In an epilogue, the Olympics are a success, and Stanovich wins several silver medals. Bruce, Dick, Alfred, and Selina enjoy a quiet afternoon at Wayne Manor where everyone talks very suggestively about the secret identities they’re all still pretending they’re keeping. When Bruce suggests Catwoman might now become a hero permanently, Selina responds “Well, Batman, I suppose that depends entirely on the conscience and whim of what I imagine to be an extremely complicated and erratic woman.” And then the two of them stare at each other “enigmatically” as the camera fades out.
(Yes, Selina calls Bruce “Batman” even though she’s not supposed to know Bruce is Batman because he hypnotized her with an ancient Egyptian medallion. Maybe those things aren’t as effective as we’ve all be led to believe.)
Obviously Tim Burton and Sam Hamm went their own way when crafting their Batman screenplay.
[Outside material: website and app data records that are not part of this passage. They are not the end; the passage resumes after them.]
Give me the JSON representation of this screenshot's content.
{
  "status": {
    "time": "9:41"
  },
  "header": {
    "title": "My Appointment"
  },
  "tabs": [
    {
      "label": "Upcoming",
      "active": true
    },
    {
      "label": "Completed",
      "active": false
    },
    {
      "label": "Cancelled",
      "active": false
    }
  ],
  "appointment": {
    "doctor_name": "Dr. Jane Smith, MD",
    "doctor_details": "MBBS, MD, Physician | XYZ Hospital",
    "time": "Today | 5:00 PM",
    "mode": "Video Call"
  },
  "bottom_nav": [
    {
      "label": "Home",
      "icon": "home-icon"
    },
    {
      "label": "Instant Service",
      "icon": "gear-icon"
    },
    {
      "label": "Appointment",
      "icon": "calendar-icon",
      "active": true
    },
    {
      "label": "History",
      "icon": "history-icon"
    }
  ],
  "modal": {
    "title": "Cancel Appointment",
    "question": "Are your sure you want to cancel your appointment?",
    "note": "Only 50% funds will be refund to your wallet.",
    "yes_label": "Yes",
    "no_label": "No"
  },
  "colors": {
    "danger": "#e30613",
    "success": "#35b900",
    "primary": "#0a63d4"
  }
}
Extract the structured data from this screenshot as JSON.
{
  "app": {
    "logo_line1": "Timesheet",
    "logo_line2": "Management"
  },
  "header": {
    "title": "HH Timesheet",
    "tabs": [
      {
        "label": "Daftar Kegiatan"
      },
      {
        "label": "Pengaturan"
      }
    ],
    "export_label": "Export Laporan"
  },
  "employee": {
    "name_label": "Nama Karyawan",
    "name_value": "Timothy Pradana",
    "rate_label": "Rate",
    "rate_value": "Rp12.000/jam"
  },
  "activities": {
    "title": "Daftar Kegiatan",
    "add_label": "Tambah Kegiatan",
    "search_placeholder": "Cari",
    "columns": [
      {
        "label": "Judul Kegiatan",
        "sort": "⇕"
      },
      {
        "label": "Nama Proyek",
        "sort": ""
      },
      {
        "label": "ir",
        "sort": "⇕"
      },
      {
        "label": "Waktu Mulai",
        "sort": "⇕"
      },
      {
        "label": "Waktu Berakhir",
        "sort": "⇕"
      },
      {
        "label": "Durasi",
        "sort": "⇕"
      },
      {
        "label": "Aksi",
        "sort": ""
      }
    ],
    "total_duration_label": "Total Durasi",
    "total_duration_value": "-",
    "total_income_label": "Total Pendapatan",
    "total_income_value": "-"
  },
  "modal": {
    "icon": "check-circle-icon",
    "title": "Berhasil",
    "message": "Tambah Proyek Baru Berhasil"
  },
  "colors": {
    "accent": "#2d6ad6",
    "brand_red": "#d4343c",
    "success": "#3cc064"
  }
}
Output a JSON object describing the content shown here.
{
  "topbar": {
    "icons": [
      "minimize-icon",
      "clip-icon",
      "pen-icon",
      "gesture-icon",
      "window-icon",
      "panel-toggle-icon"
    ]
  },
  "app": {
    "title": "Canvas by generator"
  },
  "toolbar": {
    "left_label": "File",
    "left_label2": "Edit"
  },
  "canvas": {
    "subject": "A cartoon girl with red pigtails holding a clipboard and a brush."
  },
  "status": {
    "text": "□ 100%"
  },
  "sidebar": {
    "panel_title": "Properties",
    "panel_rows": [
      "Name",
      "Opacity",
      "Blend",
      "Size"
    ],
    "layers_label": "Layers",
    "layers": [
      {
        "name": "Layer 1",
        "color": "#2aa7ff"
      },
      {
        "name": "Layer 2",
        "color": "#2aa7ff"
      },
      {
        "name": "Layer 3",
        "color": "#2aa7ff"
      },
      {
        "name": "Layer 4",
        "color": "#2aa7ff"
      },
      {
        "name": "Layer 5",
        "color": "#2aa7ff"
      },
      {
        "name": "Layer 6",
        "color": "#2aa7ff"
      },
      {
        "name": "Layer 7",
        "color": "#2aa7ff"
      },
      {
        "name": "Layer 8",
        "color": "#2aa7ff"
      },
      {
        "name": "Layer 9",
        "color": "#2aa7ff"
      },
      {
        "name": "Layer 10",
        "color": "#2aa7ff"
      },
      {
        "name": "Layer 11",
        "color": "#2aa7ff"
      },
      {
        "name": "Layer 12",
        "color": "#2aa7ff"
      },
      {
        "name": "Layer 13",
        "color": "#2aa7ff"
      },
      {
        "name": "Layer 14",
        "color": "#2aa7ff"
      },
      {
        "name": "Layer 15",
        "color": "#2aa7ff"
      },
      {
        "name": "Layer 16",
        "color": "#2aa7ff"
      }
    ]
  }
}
Kane makes no mention of Joker’s origin, and he doesn’t attempt to connect his past with the murder of Thomas and Martha Wayne. His treatment doesn’t include Vicki Vale, Alexander Knox, or even Commissioner Gordon, and it does include Catwoman and Robin, characters who didn’t appear in the final film at all.
Still, Kane deserves at least a little bit of credit. His treatment includes a “Bible” for the characters that he hopes will serve as a guide to the creative team — and it jives with the tone of Burton’s film, if not its exact plot points. He urges Burton to put Batman in a darker and more “bat-like” costume with bigger bat ears; he even specifies that “the cowl and the cape should be jet black.” He recommends a mood that’s “ominous, with a fog-laden atmosphere not unlike Dracula whereby a foreboding atmosphere prevails with long, dark shadows and an apprehensive sense of danger permeating the entire mood of the picture.” That’s exactly the Gotham City that Burton made. Plus, Kane already knew, back in June of 1986, his “hands-down first choice” for the part of Joker: Jack Nicholson.
Kane notes over and over in his letter to Lisa Henson and in “The Return of Batman” treatment that he wants a Batman movie made in what he terms the “mysterioso genre.” While that sounds nearly as campy as the television show Kane wanted to get away from — and while his treatment didn’t quite attain Zack Snyder-esque levels of grittiness — the movie he describes sounds a lot like the movie Burton made. “In conclusion,” Kane writes at the end of his Bible for the movie, “the New Batman Movie should be mysterious, suspenseful, loaded with thrills and chills cliff-hangers.” And it was. It just didn’t have as much pipe smoking.
Batman: The Definitive History of the Dark Knight in Comics, Film, and Beyond is available now.
Gallery — Every DC Comics Movie, Ranked From Worst to Best: